(Excerpts from a dataset)
########################################
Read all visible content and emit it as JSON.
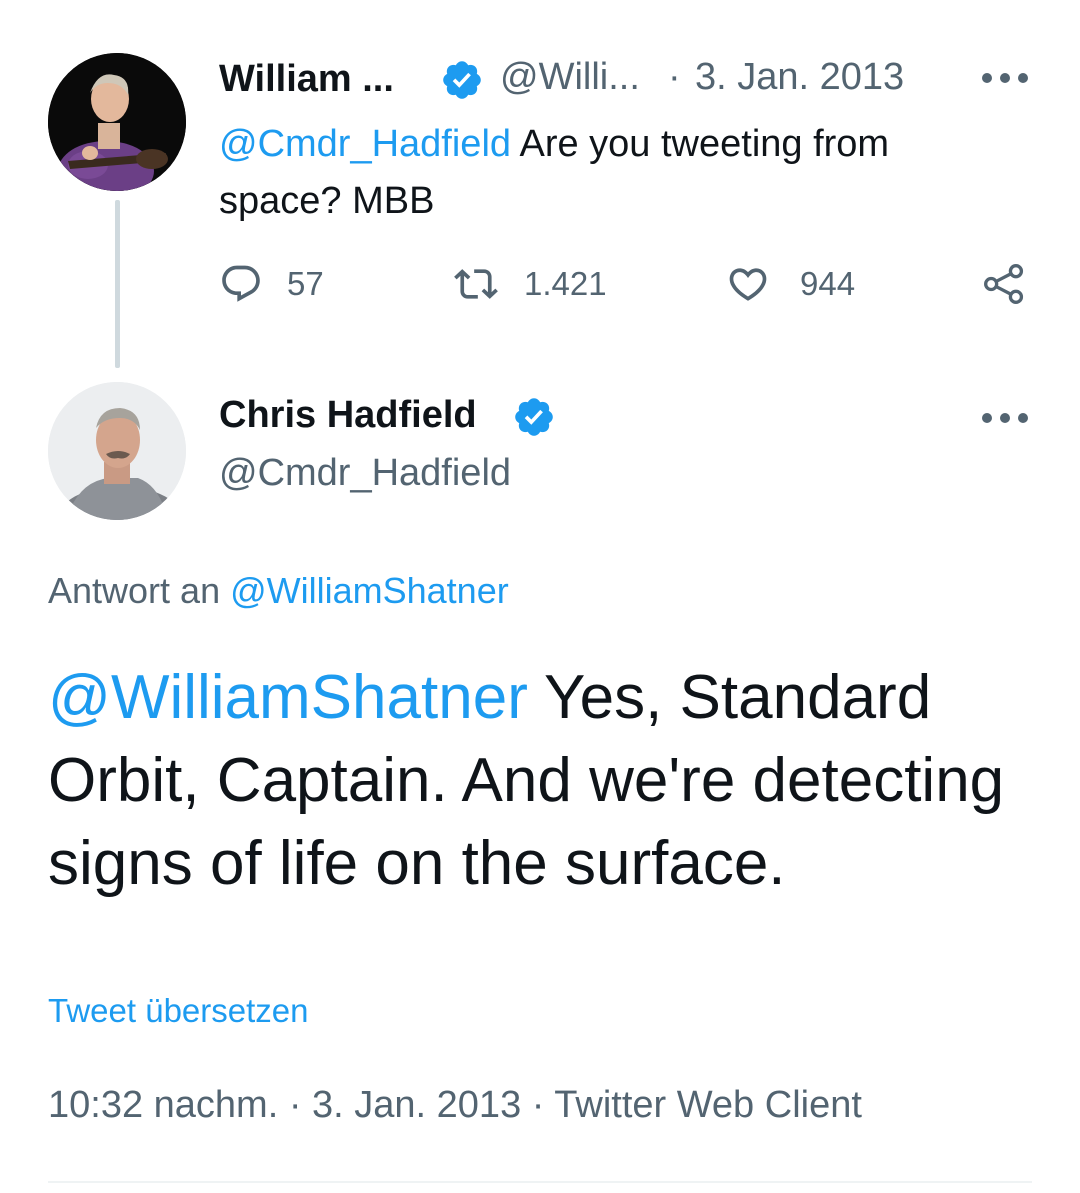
{
  "tweet1": {
    "author_name": "William ...",
    "handle": "@Willi...",
    "separator": "·",
    "date": "3. Jan. 2013",
    "mention": "@Cmdr_Hadfield",
    "text": " Are you tweeting from space? MBB",
    "stats": {
      "replies": "57",
      "retweets": "1.421",
      "likes": "944"
    }
  },
  "tweet2": {
    "author_name": "Chris Hadfield",
    "handle": "@Cmdr_Hadfield",
    "reply_prefix": "Antwort an ",
    "reply_handle": "@WilliamShatner",
    "mention": "@WilliamShatner",
    "text": " Yes, Standard Orbit, Captain. And we're detecting signs of life on the surface.",
    "translate_label": "Tweet übersetzen",
    "meta": "10:32 nachm. · 3. Jan. 2013 · Twitter Web Client"
  },
  "icons": {
    "verified": "verified-badge-icon",
    "more": "more-options-icon",
    "reply": "reply-icon",
    "retweet": "retweet-icon",
    "like": "heart-icon",
    "share": "share-icon"
  },
  "colors": {
    "link": "#1d9bf0",
    "muted": "#536471",
    "text": "#0f1419",
    "thread_line": "#cfd9de"
  }
}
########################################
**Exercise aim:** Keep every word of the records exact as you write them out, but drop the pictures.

**Result of the exercise:**
Read all visible content and emit it as JSON.
{
  "tweet1": {
    "author_name": "William ...",
    "handle": "@Willi...",
    "separator": "·",
    "date": "3. Jan. 2013",
    "mention": "@Cmdr_Hadfield",
    "text": " Are you tweeting from space? MBB",
    "stats": {
      "replies": "57",
      "retweets": "1.421",
      "likes": "944"
    }
  },
  "tweet2": {
    "author_name": "Chris Hadfield",
    "handle": "@Cmdr_Hadfield",
    "reply_prefix": "Antwort an ",
    "reply_handle": "@WilliamShatner",
    "mention": "@WilliamShatner",
    "text": " Yes, Standard Orbit, Captain. And we're detecting signs of life on the surface.",
    "translate_label": "Tweet übersetzen",
    "meta": "10:32 nachm. · 3. Jan. 2013 · Twitter Web Client"
  },
  "icons": {
    "verified": "verified-badge-icon",
    "more": "more-options-icon",
    "reply": "reply-icon",
    "retweet": "retweet-icon",
    "like": "heart-icon",
    "share": "share-icon"
  },
  "colors": {
    "link": "#1d9bf0",
    "muted": "#536471",
    "text": "#0f1419",
    "thread_line": "#cfd9de"
  }
}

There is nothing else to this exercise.